> **Work task**: Report how many lines in the data below hold the string "title". Nothing else should appear in the answer.

> **Data**:
▽
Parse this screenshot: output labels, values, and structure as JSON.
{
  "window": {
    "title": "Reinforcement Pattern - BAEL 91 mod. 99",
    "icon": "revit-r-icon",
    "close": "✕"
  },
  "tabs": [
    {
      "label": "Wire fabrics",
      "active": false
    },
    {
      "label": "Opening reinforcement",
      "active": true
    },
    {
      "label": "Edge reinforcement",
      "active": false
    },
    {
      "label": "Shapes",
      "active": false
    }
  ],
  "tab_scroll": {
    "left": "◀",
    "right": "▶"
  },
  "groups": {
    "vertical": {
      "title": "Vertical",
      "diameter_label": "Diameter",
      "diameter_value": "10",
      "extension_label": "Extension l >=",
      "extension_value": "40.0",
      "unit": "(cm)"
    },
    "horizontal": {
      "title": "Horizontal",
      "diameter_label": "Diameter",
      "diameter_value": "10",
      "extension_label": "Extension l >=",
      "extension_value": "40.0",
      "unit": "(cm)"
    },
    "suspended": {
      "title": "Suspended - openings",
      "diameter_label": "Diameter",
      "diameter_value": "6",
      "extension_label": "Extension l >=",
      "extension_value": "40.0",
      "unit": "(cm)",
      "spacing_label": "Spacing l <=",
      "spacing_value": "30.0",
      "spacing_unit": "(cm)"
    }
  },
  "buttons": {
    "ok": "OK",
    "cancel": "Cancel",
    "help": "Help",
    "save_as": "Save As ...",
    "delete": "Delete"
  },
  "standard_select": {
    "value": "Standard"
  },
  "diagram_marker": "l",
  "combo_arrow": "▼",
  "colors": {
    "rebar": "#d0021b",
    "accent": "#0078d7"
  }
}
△
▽
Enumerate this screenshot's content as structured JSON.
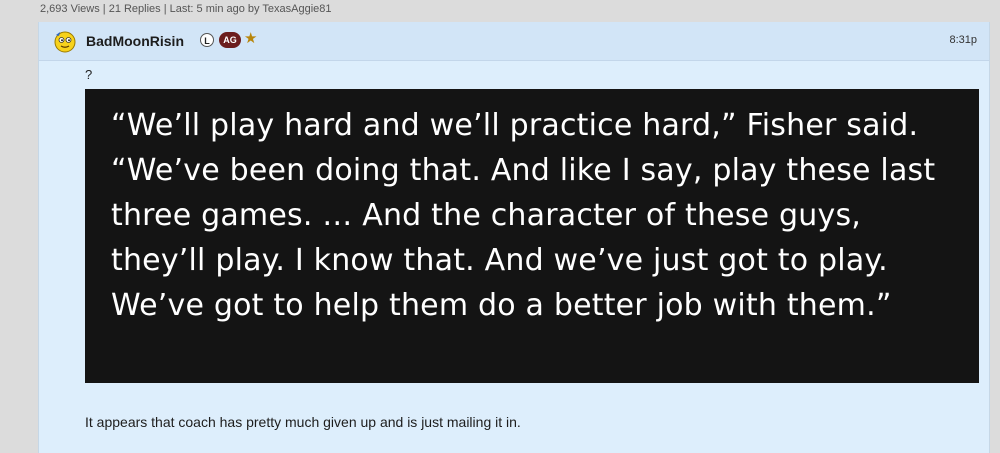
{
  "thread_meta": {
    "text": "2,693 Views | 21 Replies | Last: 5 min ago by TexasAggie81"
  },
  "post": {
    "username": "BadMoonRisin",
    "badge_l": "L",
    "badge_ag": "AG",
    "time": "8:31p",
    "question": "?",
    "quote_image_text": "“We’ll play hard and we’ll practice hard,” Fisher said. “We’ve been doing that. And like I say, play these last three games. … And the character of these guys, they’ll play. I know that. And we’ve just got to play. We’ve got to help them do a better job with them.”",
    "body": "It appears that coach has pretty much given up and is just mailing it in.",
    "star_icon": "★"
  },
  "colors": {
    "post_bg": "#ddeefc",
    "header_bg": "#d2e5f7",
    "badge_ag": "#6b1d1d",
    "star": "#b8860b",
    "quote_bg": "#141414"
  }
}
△
> **Response below**: 4